Exercise = Without the images, reproduce every entry exactly.

(Dataset items)
____________________
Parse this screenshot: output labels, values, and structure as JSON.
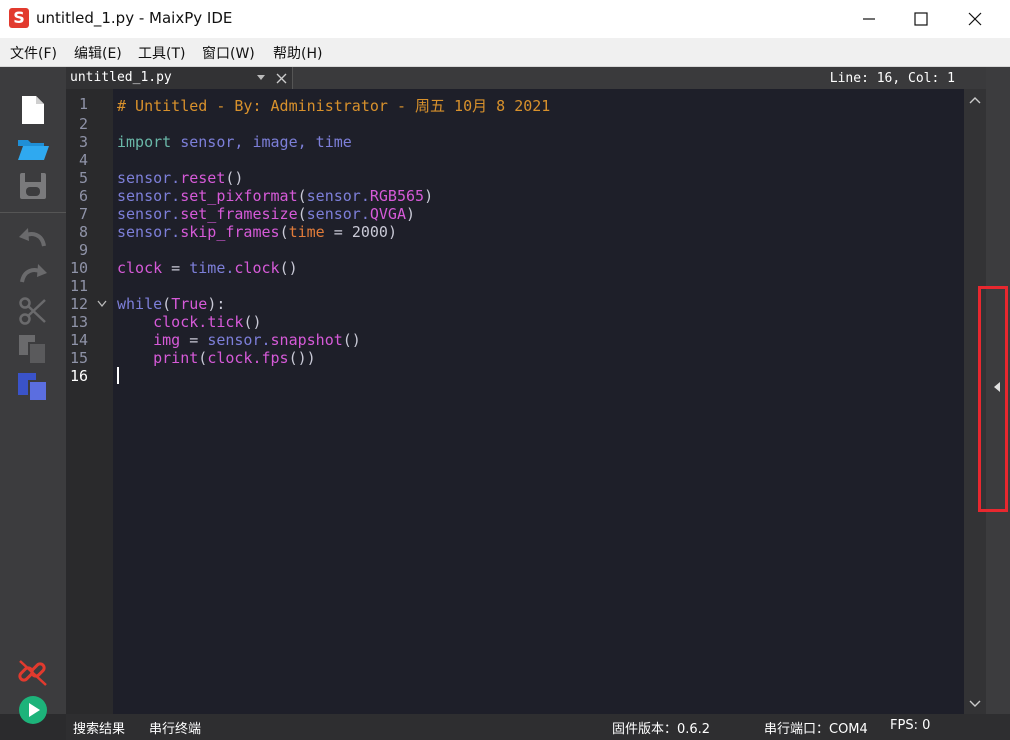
{
  "window": {
    "app_icon": "S",
    "title": "untitled_1.py - MaixPy IDE"
  },
  "menu": [
    "文件(F)",
    "编辑(E)",
    "工具(T)",
    "窗口(W)",
    "帮助(H)"
  ],
  "tab": {
    "name": "untitled_1.py"
  },
  "cursor_status": "Line: 16, Col: 1",
  "line_numbers": [
    "1",
    "2",
    "3",
    "4",
    "5",
    "6",
    "7",
    "8",
    "9",
    "10",
    "11",
    "12",
    "13",
    "14",
    "15",
    "16"
  ],
  "code": {
    "l1": "# Untitled - By: Administrator - 周五 10月 8 2021",
    "l3_kw": "import",
    "l3_rest": "sensor, image, time",
    "l5_mod": "sensor.",
    "l5_fn": "reset",
    "l5_tail": "()",
    "l6_mod": "sensor.",
    "l6_fn": "set_pixformat",
    "l6_arg_mod": "sensor.",
    "l6_arg_attr": "RGB565",
    "l7_mod": "sensor.",
    "l7_fn": "set_framesize",
    "l7_arg_mod": "sensor.",
    "l7_arg_attr": "QVGA",
    "l8_mod": "sensor.",
    "l8_fn": "skip_frames",
    "l8_param": "time",
    "l8_eq": " = ",
    "l8_val": "2000",
    "l10_a": "clock",
    "l10_b": " = ",
    "l10_mod": "time.",
    "l10_fn": "clock",
    "l12_kw": "while",
    "l12_arg": "True",
    "l13_a": "clock.",
    "l13_fn": "tick",
    "l14_a": "img",
    "l14_b": " = ",
    "l14_mod": "sensor.",
    "l14_fn": "snapshot",
    "l15_fn": "print",
    "l15_a": "clock.",
    "l15_fn2": "fps"
  },
  "status": {
    "search_results": "搜索结果",
    "serial_terminal": "串行终端",
    "firmware": "固件版本：0.6.2",
    "serial_port": "串行端口：COM4",
    "fps": "FPS: 0"
  },
  "colors": {
    "editor_bg": "#1e1f29",
    "comment": "#d8912c",
    "keyword": "#6ab7a8",
    "module": "#7d7fd9",
    "attribute": "#d65ad8",
    "highlight_box": "#e8282f",
    "run_button": "#1db37a",
    "connect_button": "#e23a2e"
  }
}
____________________
Solution below =
Parse this screenshot: output labels, values, and structure as JSON.
{
  "window": {
    "app_icon": "S",
    "title": "untitled_1.py - MaixPy IDE"
  },
  "menu": [
    "文件(F)",
    "编辑(E)",
    "工具(T)",
    "窗口(W)",
    "帮助(H)"
  ],
  "tab": {
    "name": "untitled_1.py"
  },
  "cursor_status": "Line: 16, Col: 1",
  "line_numbers": [
    "1",
    "2",
    "3",
    "4",
    "5",
    "6",
    "7",
    "8",
    "9",
    "10",
    "11",
    "12",
    "13",
    "14",
    "15",
    "16"
  ],
  "code": {
    "l1": "# Untitled - By: Administrator - 周五 10月 8 2021",
    "l3_kw": "import",
    "l3_rest": "sensor, image, time",
    "l5_mod": "sensor.",
    "l5_fn": "reset",
    "l5_tail": "()",
    "l6_mod": "sensor.",
    "l6_fn": "set_pixformat",
    "l6_arg_mod": "sensor.",
    "l6_arg_attr": "RGB565",
    "l7_mod": "sensor.",
    "l7_fn": "set_framesize",
    "l7_arg_mod": "sensor.",
    "l7_arg_attr": "QVGA",
    "l8_mod": "sensor.",
    "l8_fn": "skip_frames",
    "l8_param": "time",
    "l8_eq": " = ",
    "l8_val": "2000",
    "l10_a": "clock",
    "l10_b": " = ",
    "l10_mod": "time.",
    "l10_fn": "clock",
    "l12_kw": "while",
    "l12_arg": "True",
    "l13_a": "clock.",
    "l13_fn": "tick",
    "l14_a": "img",
    "l14_b": " = ",
    "l14_mod": "sensor.",
    "l14_fn": "snapshot",
    "l15_fn": "print",
    "l15_a": "clock.",
    "l15_fn2": "fps"
  },
  "status": {
    "search_results": "搜索结果",
    "serial_terminal": "串行终端",
    "firmware": "固件版本：0.6.2",
    "serial_port": "串行端口：COM4",
    "fps": "FPS: 0"
  },
  "colors": {
    "editor_bg": "#1e1f29",
    "comment": "#d8912c",
    "keyword": "#6ab7a8",
    "module": "#7d7fd9",
    "attribute": "#d65ad8",
    "highlight_box": "#e8282f",
    "run_button": "#1db37a",
    "connect_button": "#e23a2e"
  }
}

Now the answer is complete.